--- Records for the task ---

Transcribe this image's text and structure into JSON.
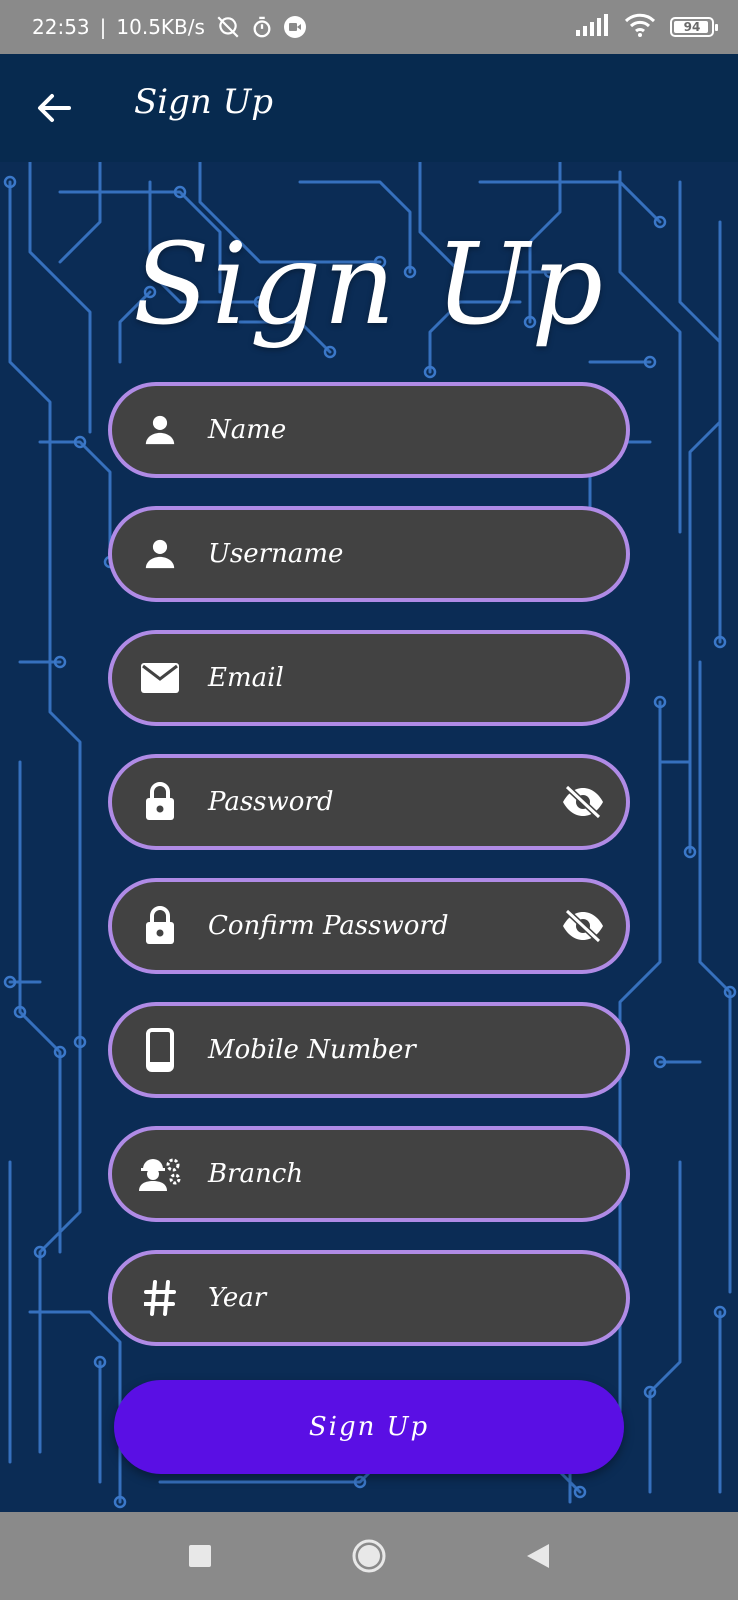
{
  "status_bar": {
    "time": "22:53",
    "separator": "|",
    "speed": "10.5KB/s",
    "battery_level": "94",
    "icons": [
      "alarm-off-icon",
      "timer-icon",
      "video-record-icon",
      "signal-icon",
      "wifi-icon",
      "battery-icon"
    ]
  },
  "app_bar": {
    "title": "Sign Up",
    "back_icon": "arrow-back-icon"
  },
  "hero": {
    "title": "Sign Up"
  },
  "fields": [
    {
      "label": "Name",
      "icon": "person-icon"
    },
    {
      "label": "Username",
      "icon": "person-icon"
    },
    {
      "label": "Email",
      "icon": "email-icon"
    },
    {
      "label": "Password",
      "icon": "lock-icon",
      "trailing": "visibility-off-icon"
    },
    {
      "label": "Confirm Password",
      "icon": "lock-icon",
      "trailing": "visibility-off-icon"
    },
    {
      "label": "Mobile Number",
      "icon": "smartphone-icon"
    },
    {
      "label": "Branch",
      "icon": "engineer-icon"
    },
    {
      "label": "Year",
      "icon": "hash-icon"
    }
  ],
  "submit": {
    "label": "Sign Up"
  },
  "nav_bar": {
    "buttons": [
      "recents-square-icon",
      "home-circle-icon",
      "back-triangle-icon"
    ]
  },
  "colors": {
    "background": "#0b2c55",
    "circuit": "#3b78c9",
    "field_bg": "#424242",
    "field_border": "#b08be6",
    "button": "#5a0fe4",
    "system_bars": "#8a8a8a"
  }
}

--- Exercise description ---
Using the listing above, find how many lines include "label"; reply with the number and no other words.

--- Result of the exercise ---
9